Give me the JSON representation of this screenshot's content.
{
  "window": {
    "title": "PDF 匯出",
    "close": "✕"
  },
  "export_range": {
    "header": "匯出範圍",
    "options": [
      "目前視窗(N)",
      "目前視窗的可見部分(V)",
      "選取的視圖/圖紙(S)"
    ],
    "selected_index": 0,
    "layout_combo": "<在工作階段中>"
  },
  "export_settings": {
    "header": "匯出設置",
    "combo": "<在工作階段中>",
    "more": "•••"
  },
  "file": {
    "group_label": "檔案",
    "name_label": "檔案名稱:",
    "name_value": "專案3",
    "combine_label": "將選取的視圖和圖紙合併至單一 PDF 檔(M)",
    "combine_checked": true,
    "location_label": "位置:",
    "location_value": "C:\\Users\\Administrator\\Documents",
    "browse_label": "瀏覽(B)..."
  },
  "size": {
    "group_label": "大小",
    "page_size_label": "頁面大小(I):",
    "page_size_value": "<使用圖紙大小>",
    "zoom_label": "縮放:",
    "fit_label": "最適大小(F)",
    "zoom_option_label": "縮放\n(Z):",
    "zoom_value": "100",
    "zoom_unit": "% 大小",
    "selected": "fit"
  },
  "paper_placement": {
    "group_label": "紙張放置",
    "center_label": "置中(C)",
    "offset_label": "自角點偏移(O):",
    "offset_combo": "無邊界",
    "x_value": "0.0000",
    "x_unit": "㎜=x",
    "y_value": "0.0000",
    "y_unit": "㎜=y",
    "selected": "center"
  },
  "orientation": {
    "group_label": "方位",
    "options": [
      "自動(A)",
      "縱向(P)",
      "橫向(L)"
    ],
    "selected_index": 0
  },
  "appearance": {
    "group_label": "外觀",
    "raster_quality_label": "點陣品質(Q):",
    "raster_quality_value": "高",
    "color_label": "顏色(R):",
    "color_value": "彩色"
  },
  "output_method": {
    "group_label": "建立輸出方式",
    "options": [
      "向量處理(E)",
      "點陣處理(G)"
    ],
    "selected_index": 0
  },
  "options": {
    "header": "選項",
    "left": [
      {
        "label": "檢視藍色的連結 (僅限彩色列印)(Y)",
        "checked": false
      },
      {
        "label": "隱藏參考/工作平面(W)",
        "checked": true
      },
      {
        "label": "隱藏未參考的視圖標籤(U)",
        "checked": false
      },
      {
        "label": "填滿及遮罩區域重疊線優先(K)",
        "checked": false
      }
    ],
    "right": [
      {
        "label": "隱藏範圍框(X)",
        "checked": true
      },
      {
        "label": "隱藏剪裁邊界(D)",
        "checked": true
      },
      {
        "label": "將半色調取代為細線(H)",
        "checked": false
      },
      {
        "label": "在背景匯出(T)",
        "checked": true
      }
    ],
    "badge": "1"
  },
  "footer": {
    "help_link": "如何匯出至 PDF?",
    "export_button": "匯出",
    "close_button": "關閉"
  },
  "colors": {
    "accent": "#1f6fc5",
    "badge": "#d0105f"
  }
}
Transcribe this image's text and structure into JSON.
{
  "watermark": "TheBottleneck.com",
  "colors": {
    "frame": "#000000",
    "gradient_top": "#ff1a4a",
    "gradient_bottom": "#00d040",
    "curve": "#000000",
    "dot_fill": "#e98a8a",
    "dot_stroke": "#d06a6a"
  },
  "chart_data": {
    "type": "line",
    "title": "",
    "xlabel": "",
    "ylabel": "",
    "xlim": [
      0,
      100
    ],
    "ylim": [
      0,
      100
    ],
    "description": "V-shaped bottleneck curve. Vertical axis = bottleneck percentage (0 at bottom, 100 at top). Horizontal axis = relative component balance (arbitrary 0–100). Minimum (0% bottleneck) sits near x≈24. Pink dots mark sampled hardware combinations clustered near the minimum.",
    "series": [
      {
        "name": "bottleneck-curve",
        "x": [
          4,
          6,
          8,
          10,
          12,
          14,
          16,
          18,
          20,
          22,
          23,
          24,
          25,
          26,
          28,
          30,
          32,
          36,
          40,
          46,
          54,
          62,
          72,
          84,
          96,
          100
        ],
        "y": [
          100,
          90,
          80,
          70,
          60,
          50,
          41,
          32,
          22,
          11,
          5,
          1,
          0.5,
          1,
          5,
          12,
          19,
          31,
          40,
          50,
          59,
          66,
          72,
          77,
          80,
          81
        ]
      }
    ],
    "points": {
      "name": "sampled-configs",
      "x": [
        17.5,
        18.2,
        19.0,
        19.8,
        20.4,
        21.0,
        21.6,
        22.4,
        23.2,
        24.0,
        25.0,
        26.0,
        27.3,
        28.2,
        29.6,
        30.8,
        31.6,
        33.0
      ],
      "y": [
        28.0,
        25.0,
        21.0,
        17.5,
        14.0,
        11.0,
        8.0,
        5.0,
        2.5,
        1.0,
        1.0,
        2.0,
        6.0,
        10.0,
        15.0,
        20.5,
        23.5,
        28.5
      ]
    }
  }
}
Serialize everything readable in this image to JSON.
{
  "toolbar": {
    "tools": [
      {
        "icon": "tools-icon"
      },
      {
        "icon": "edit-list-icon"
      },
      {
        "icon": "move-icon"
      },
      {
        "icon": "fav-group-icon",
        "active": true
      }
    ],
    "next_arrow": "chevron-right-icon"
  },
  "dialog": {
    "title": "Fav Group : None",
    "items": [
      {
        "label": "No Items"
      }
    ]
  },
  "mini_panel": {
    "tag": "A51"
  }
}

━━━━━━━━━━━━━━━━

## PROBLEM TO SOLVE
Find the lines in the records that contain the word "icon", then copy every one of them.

## SOLUTION TO THIS EXERCISE
        "icon": "tools-icon"
        "icon": "edit-list-icon"
        "icon": "move-icon"
        "icon": "fav-group-icon",
    "next_arrow": "chevron-right-icon"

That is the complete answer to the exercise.